---------- Data excerpts

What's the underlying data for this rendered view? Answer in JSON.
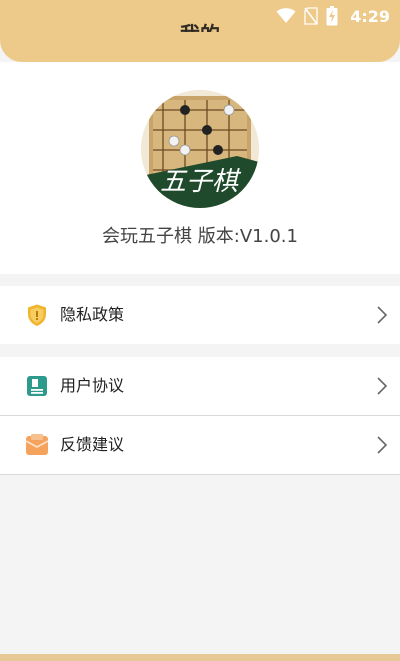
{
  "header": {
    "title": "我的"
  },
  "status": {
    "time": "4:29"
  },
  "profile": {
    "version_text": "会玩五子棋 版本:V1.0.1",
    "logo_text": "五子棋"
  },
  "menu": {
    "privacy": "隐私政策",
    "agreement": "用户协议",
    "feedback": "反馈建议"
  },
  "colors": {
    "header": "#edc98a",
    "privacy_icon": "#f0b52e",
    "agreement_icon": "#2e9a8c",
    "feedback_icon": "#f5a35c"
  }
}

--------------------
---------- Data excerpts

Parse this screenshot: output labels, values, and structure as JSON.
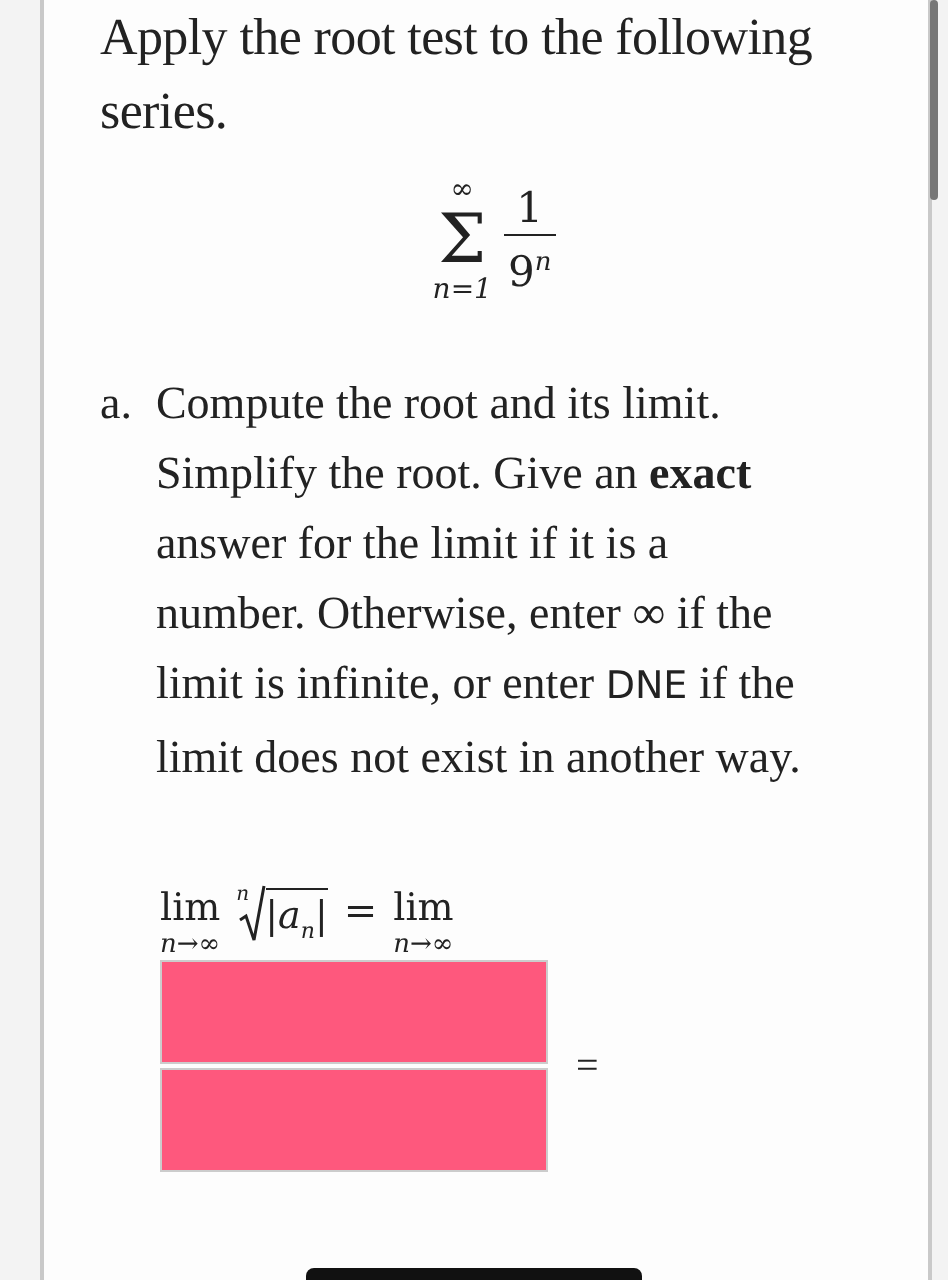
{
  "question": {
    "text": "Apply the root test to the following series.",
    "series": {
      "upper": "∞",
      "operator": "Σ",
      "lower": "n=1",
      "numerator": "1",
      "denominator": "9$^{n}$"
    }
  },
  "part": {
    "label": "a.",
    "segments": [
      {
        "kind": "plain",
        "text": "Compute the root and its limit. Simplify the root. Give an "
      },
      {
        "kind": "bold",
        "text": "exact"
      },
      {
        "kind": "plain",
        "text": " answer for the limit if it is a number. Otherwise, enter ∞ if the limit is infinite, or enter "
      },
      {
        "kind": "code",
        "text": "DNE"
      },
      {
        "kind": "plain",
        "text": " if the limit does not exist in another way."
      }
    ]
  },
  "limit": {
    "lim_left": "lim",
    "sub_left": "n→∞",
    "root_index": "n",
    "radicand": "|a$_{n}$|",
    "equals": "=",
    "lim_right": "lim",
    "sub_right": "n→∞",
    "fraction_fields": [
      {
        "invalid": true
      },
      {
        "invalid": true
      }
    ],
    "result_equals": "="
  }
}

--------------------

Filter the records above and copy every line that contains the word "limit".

        "text": "Compute the root and its limit. Simplify the root. Give an "
        "text": " answer for the limit if it is a number. Otherwise, enter ∞ if the limit is infinite, or enter "
        "text": " if the limit does not exist in another way."
  "limit": {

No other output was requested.